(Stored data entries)
/---
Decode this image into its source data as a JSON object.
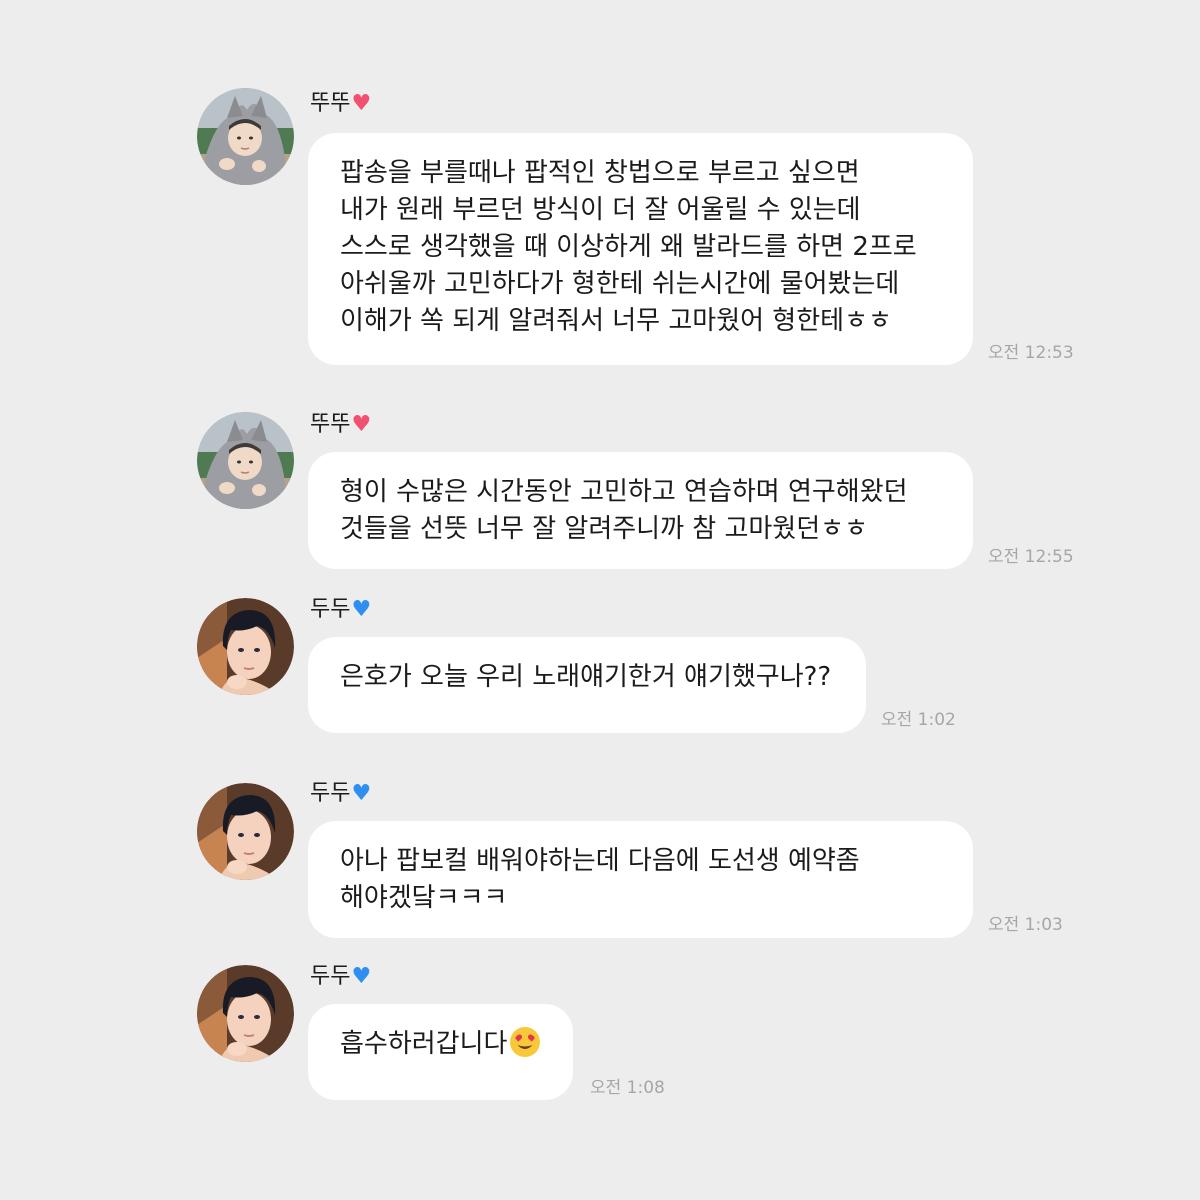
{
  "messages": [
    {
      "sender": "뚜뚜",
      "heart": "♥",
      "heart_color": "#f2506f",
      "avatar": "wolf-hood-avatar",
      "lines": [
        "팝송을 부를때나 팝적인 창법으로 부르고 싶으면",
        "내가 원래 부르던 방식이 더 잘 어울릴 수 있는데",
        "스스로 생각했을 때 이상하게 왜 발라드를 하면 2프로",
        "아쉬울까 고민하다가 형한테 쉬는시간에 물어봤는데",
        "이해가 쏙 되게 알려줘서 너무 고마웠어 형한테ㅎㅎ"
      ],
      "time": "오전 12:53"
    },
    {
      "sender": "뚜뚜",
      "heart": "♥",
      "heart_color": "#f2506f",
      "avatar": "wolf-hood-avatar",
      "lines": [
        "형이 수많은 시간동안 고민하고 연습하며 연구해왔던",
        "것들을 선뜻 너무 잘 알려주니까 참 고마웠던ㅎㅎ"
      ],
      "time": "오전 12:55"
    },
    {
      "sender": "두두",
      "heart": "♥",
      "heart_color": "#2f8ff0",
      "avatar": "dark-hair-boy-avatar",
      "lines": [
        "은호가 오늘 우리 노래얘기한거 얘기했구나??"
      ],
      "time": "오전 1:02"
    },
    {
      "sender": "두두",
      "heart": "♥",
      "heart_color": "#2f8ff0",
      "avatar": "dark-hair-boy-avatar",
      "lines": [
        "아나 팝보컬 배워야하는데 다음에 도선생 예약좀",
        "해야겠닼ㅋㅋㅋ"
      ],
      "time": "오전 1:03"
    },
    {
      "sender": "두두",
      "heart": "♥",
      "heart_color": "#2f8ff0",
      "avatar": "dark-hair-boy-avatar",
      "lines": [
        "흡수하러갑니다"
      ],
      "emoji": "heart-eyes-emoji",
      "time": "오전 1:08"
    }
  ]
}
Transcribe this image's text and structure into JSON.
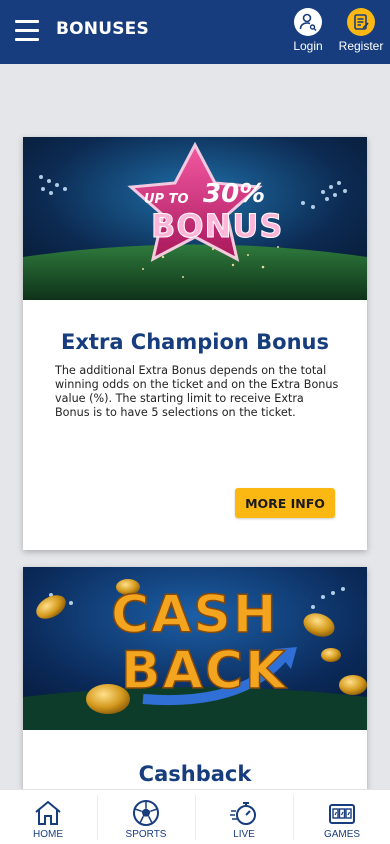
{
  "header": {
    "title": "BONUSES",
    "login_label": "Login",
    "register_label": "Register",
    "bg_color": "#173d7e",
    "accent_color": "#fbb812"
  },
  "promos": [
    {
      "banner": {
        "prefix": "UP TO",
        "percent": "30%",
        "word": "BONUS"
      },
      "title": "Extra Champion Bonus",
      "description": "The additional Extra Bonus depends on the total winning odds on the ticket and on the Extra Bonus value (%). The starting limit to receive Extra Bonus is to have 5 selections on the ticket.",
      "button_label": "MORE INFO"
    },
    {
      "banner": {
        "line1": "CASH",
        "line2": "BACK"
      },
      "title": "Cashback"
    }
  ],
  "bottom_nav": [
    {
      "label": "HOME",
      "icon": "home-icon"
    },
    {
      "label": "SPORTS",
      "icon": "soccer-ball-icon"
    },
    {
      "label": "LIVE",
      "icon": "stopwatch-icon"
    },
    {
      "label": "GAMES",
      "icon": "slot-machine-icon"
    }
  ]
}
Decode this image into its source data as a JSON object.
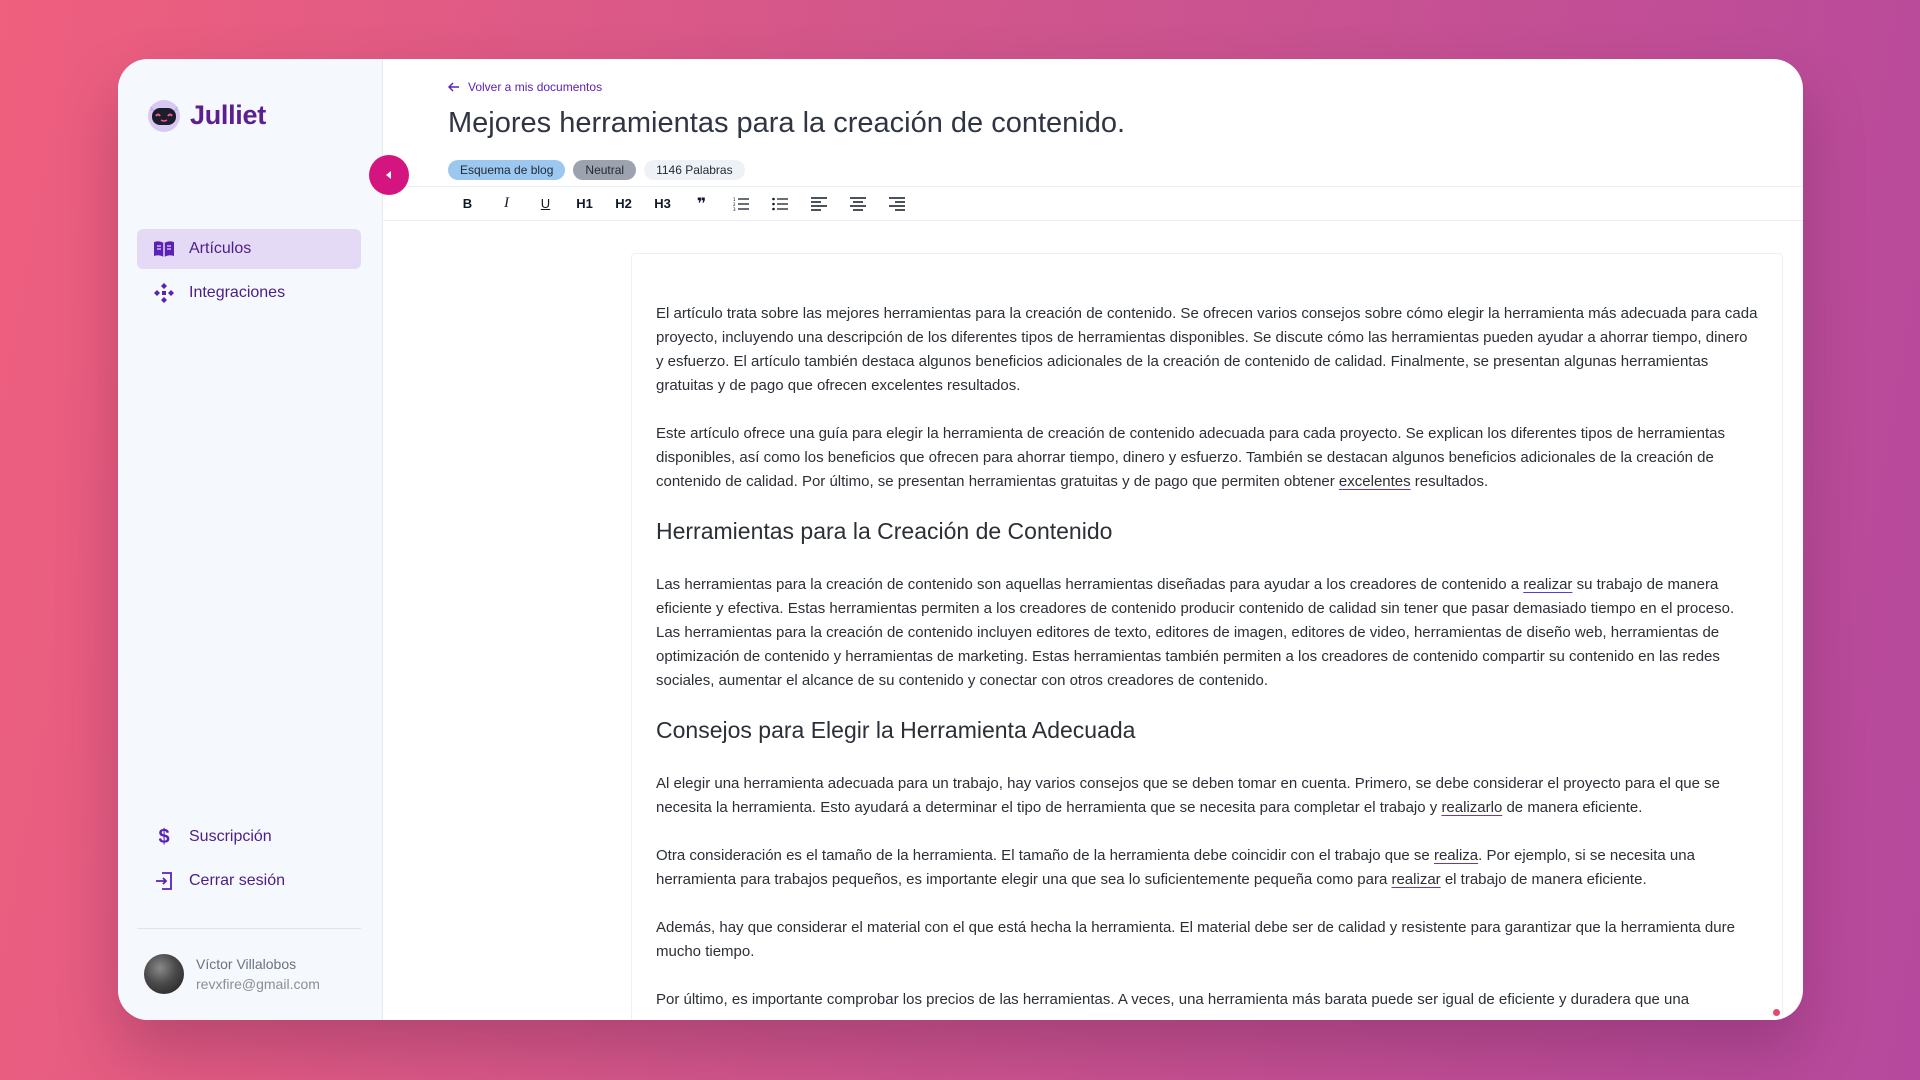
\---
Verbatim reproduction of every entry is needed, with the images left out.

Decode this image into its source data as a JSON object.
{
  "messages": [
    {
      "sender": "뚜뚜",
      "heart": "♥",
      "heart_color": "#f2506f",
      "avatar": "wolf-hood-avatar",
      "lines": [
        "팝송을 부를때나 팝적인 창법으로 부르고 싶으면",
        "내가 원래 부르던 방식이 더 잘 어울릴 수 있는데",
        "스스로 생각했을 때 이상하게 왜 발라드를 하면 2프로",
        "아쉬울까 고민하다가 형한테 쉬는시간에 물어봤는데",
        "이해가 쏙 되게 알려줘서 너무 고마웠어 형한테ㅎㅎ"
      ],
      "time": "오전 12:53"
    },
    {
      "sender": "뚜뚜",
      "heart": "♥",
      "heart_color": "#f2506f",
      "avatar": "wolf-hood-avatar",
      "lines": [
        "형이 수많은 시간동안 고민하고 연습하며 연구해왔던",
        "것들을 선뜻 너무 잘 알려주니까 참 고마웠던ㅎㅎ"
      ],
      "time": "오전 12:55"
    },
    {
      "sender": "두두",
      "heart": "♥",
      "heart_color": "#2f8ff0",
      "avatar": "dark-hair-boy-avatar",
      "lines": [
        "은호가 오늘 우리 노래얘기한거 얘기했구나??"
      ],
      "time": "오전 1:02"
    },
    {
      "sender": "두두",
      "heart": "♥",
      "heart_color": "#2f8ff0",
      "avatar": "dark-hair-boy-avatar",
      "lines": [
        "아나 팝보컬 배워야하는데 다음에 도선생 예약좀",
        "해야겠닼ㅋㅋㅋ"
      ],
      "time": "오전 1:03"
    },
    {
      "sender": "두두",
      "heart": "♥",
      "heart_color": "#2f8ff0",
      "avatar": "dark-hair-boy-avatar",
      "lines": [
        "흡수하러갑니다"
      ],
      "emoji": "heart-eyes-emoji",
      "time": "오전 1:08"
    }
  ]
}
Transcribe this image's text and structure into JSON.
{
  "header": {
    "title": "BONUSES",
    "login_label": "Login",
    "register_label": "Register",
    "bg_color": "#173d7e",
    "accent_color": "#fbb812"
  },
  "promos": [
    {
      "banner": {
        "prefix": "UP TO",
        "percent": "30%",
        "word": "BONUS"
      },
      "title": "Extra Champion Bonus",
      "description": "The additional Extra Bonus depends on the total winning odds on the ticket and on the Extra Bonus value (%). The starting limit to receive Extra Bonus is to have 5 selections on the ticket.",
      "button_label": "MORE INFO"
    },
    {
      "banner": {
        "line1": "CASH",
        "line2": "BACK"
      },
      "title": "Cashback"
    }
  ],
  "bottom_nav": [
    {
      "label": "HOME",
      "icon": "home-icon"
    },
    {
      "label": "SPORTS",
      "icon": "soccer-ball-icon"
    },
    {
      "label": "LIVE",
      "icon": "stopwatch-icon"
    },
    {
      "label": "GAMES",
      "icon": "slot-machine-icon"
    }
  ]
}
Decode this image into its source data as a JSON object.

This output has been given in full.